From the Lockheed Martin F-35 Fast Facts Cost web page:
The most recently contracted unit costs for Low Rate Initial Production lot 7 (not including the engine) are:
- F-35A: $98 million
- F-35B: $104 million
- F-35C: $116 million
An F-35A purchased in 2018 and delivered in 2020 will be $85 million, which is the equivalent of $75 million in today’s dollars.
Along with the USMC, RAF, Royal Navy and Italy, no doubt other countries including Spain who also operate the AV-8B Plus and Australia who are currently putting into service amphibious assault ships will consider the type. The F-35 is an all for nothing deal and they have to make it work!
Future Chinese STOVL?
It may not be too long before China enters the STOVL combat aircraft market.
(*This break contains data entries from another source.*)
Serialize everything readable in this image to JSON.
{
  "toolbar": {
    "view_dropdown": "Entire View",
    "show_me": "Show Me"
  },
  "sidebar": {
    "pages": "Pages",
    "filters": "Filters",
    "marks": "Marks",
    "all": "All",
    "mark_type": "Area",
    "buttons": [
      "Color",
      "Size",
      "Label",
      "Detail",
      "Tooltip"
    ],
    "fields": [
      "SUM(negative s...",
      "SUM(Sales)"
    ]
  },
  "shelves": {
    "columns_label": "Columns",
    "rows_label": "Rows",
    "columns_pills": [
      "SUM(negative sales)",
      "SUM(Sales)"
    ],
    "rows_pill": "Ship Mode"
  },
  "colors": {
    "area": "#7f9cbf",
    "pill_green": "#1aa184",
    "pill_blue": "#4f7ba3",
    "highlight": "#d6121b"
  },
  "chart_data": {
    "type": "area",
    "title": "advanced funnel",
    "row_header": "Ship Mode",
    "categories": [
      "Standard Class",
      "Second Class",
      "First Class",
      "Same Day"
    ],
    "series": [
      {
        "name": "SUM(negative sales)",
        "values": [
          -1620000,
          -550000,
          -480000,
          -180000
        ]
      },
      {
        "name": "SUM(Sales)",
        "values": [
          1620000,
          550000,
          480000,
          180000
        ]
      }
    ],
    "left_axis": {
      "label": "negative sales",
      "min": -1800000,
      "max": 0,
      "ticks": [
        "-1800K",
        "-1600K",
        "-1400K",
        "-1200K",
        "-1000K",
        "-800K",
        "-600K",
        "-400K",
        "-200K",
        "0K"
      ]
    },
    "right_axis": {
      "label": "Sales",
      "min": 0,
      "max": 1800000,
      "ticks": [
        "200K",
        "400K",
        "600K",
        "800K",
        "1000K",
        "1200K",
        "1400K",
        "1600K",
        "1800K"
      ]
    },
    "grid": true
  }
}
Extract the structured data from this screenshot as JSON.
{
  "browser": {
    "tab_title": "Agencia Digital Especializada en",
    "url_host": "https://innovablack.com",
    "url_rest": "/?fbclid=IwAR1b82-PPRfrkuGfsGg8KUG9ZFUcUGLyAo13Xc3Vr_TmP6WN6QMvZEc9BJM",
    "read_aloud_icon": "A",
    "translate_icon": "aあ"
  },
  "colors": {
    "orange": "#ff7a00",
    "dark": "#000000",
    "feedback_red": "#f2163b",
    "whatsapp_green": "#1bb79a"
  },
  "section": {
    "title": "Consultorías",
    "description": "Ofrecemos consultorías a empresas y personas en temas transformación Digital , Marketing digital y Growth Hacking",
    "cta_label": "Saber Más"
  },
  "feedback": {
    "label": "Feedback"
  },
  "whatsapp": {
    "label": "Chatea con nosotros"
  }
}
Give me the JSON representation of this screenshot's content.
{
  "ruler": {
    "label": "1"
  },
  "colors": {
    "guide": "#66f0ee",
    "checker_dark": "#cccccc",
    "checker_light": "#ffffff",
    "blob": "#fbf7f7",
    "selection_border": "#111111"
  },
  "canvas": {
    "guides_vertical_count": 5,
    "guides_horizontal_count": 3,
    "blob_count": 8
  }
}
In March 2015 the Aviation Industry Corporation of China announced that its subsidiaries will be working on the development of a STOVL aircraft engine for the proposed production of a Chinese STOVL fighter to operate from future People’s Liberation Army Navy (PLAN) amphibious assault ships and their current CNS Liaoning aircraft carrier. It will be interesting to see what they come up with but given the operational similarities, I suspect it may be a development of the fifth generation, stealthy Shenyang J-31 prototype which made its first flight on October 31st, 2012 and is expected to enter the Chinese Peoples Liberation Army Air Force by 2019. The J-31 is very similar in appearance to the F-35A CTOL variant (I wonder where they go that design concept from?), except it has twin engines, which some say the F-35 should have had (time will tell).
Exciting times lay ahead for STOVL technology. I look forward to seeing what happens!